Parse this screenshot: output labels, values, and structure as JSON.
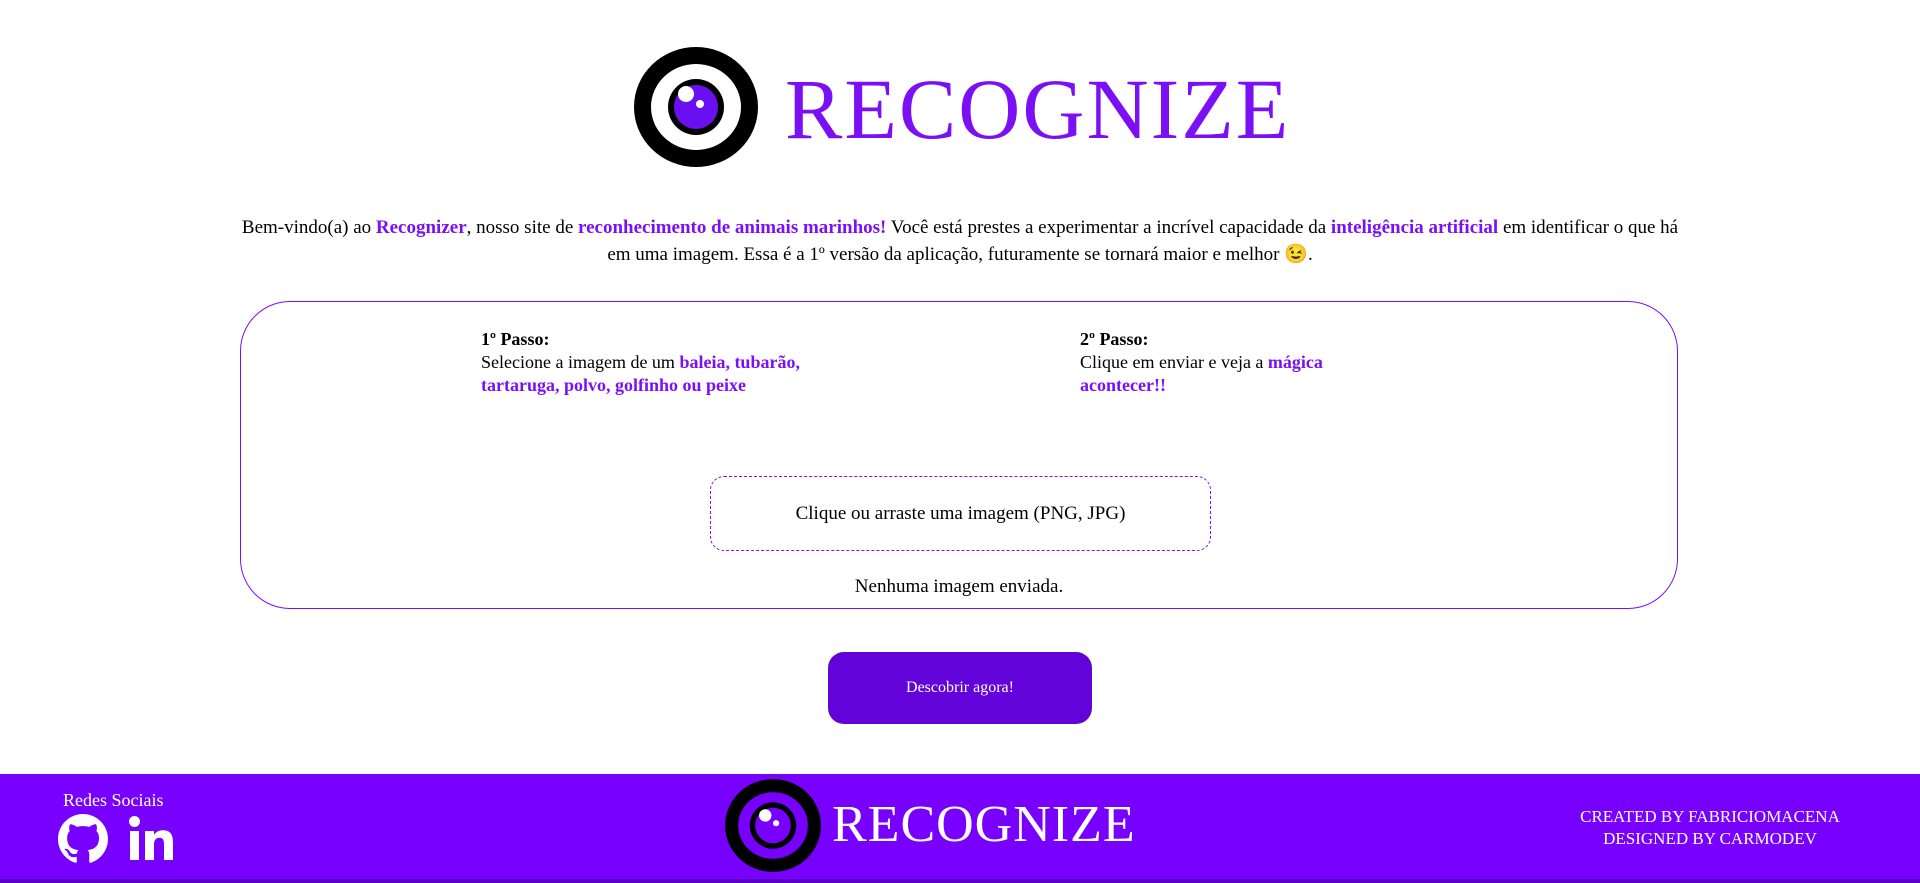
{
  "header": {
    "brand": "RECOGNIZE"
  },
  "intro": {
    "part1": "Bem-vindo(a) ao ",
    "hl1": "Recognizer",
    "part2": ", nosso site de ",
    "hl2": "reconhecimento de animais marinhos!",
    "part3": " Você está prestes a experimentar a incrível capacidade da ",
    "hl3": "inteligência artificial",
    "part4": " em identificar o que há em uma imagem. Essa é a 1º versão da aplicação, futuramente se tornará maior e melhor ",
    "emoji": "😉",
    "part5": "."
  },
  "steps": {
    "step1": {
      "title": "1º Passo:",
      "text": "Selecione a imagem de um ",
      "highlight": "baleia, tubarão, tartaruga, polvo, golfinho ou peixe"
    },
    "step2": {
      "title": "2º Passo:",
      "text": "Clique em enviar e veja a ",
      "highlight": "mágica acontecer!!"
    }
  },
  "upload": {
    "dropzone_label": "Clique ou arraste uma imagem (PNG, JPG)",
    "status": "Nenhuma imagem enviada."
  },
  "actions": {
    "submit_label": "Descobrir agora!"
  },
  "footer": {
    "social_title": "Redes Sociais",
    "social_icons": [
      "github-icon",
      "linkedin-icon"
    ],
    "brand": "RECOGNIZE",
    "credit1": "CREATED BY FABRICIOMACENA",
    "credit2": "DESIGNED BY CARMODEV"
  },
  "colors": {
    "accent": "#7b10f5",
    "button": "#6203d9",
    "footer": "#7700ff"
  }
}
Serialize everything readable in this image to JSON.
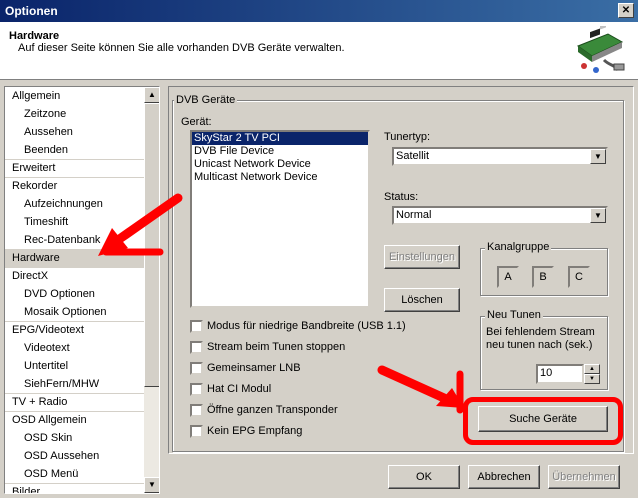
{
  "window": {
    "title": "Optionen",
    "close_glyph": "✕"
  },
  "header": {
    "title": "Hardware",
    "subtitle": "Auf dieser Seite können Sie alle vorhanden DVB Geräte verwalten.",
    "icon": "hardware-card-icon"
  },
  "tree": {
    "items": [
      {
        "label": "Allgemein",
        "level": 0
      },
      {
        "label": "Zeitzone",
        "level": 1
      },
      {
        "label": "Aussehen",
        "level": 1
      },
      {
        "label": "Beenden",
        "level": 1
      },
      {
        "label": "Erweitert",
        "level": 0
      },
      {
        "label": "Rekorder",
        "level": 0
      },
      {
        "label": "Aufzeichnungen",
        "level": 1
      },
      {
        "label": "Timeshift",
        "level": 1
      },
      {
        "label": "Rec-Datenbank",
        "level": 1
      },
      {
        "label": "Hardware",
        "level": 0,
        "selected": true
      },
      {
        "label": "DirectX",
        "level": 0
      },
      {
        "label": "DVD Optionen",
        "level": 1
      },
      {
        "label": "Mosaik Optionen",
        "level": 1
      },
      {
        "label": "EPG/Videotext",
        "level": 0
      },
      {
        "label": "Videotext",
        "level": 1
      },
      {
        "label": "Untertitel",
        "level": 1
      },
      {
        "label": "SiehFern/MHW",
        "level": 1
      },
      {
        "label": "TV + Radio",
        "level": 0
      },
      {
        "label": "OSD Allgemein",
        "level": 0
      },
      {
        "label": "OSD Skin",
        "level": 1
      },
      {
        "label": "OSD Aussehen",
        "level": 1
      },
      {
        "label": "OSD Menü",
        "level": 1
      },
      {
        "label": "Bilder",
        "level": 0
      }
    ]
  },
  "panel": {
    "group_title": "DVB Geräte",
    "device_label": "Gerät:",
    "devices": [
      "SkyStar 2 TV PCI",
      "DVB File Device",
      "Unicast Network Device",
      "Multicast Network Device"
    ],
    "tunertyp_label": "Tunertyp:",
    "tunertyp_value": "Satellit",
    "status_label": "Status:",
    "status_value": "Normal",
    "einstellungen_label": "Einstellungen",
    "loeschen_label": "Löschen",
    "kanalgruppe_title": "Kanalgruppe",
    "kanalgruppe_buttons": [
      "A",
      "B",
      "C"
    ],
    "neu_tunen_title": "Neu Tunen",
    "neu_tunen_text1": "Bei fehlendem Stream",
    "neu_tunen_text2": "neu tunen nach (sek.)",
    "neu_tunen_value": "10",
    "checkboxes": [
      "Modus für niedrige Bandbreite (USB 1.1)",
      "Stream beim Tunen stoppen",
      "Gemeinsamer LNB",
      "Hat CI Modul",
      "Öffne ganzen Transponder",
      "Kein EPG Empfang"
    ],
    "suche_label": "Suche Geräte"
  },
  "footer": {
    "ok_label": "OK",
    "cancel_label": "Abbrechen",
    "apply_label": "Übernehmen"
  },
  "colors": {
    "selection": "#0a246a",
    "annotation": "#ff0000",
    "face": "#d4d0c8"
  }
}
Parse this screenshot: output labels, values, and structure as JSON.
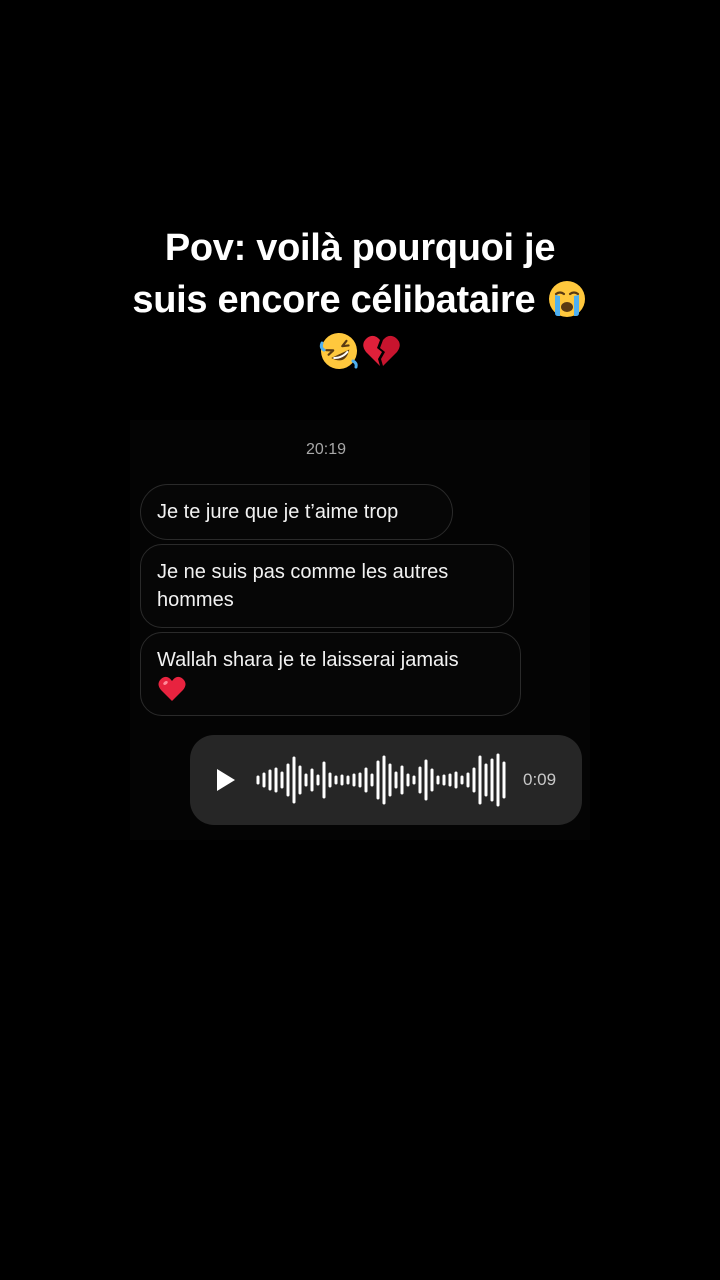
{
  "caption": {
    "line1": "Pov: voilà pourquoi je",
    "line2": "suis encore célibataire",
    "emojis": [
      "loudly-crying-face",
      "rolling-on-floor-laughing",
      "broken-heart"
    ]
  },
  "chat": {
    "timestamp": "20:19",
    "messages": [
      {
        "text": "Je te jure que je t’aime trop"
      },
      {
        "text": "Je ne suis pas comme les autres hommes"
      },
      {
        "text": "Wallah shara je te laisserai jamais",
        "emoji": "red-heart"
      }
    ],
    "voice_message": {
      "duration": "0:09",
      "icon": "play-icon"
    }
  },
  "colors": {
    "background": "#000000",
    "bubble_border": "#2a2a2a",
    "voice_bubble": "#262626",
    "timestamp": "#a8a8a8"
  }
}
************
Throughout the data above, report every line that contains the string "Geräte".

    "subtitle": "Auf dieser Seite können Sie alle vorhanden DVB Geräte verwalten.",
    "group_title": "DVB Geräte",
    "suche_label": "Suche Geräte"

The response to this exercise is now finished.